→ **TASK**:
Scan the entries below for "take" and copy each line that holds it.

Entries from a dataset of interfaces
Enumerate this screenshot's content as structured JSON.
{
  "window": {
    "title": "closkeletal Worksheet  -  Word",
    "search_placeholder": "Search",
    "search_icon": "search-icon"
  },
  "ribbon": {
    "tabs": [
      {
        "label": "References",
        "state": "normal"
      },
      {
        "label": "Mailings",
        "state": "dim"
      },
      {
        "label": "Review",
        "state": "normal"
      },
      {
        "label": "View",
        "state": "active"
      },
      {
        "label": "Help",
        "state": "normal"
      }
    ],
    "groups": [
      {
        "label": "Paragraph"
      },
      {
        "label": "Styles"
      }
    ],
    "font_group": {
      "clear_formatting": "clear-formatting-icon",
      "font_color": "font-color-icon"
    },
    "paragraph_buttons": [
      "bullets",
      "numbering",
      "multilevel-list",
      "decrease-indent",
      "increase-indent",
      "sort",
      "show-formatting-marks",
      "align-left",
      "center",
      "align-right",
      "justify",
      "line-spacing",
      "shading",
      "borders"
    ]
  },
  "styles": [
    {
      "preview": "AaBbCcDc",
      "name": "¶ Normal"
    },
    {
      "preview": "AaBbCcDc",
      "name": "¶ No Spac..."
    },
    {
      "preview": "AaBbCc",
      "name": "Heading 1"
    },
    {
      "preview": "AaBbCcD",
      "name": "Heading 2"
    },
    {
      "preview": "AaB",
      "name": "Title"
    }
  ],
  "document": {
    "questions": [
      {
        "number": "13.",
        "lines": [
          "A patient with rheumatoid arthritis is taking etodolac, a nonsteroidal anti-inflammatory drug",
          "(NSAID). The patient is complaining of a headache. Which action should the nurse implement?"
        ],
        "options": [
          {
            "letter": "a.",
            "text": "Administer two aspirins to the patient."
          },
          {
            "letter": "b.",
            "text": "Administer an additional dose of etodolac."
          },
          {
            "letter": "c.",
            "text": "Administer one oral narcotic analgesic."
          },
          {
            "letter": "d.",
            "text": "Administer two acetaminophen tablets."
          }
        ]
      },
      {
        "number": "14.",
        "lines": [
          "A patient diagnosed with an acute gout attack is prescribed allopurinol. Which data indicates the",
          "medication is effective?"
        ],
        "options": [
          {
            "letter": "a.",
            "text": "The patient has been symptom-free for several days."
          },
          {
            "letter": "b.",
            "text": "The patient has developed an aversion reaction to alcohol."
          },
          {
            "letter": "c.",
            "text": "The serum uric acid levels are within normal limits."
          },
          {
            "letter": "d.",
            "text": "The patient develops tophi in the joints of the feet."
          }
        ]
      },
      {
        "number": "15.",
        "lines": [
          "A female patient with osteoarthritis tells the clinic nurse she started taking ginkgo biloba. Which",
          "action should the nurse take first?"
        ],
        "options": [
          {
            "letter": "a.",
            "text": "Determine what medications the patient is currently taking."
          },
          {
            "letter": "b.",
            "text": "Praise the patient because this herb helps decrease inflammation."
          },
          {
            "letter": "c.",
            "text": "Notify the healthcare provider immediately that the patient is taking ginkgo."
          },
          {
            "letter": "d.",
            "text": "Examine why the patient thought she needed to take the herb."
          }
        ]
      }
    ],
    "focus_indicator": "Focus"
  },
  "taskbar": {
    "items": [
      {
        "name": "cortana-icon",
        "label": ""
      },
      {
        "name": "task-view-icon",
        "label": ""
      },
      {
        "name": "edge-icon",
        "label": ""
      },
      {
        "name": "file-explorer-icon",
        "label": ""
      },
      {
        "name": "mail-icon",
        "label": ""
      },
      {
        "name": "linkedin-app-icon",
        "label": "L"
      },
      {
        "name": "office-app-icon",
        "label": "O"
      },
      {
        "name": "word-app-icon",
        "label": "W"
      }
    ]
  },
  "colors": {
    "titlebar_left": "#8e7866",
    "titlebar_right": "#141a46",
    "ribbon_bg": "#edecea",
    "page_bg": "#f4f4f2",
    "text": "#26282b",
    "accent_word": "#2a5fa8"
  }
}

→ **WRITTEN RESPONSE**:
          "action should the nurse take first?"
            "text": "Examine why the patient thought she needed to take the herb."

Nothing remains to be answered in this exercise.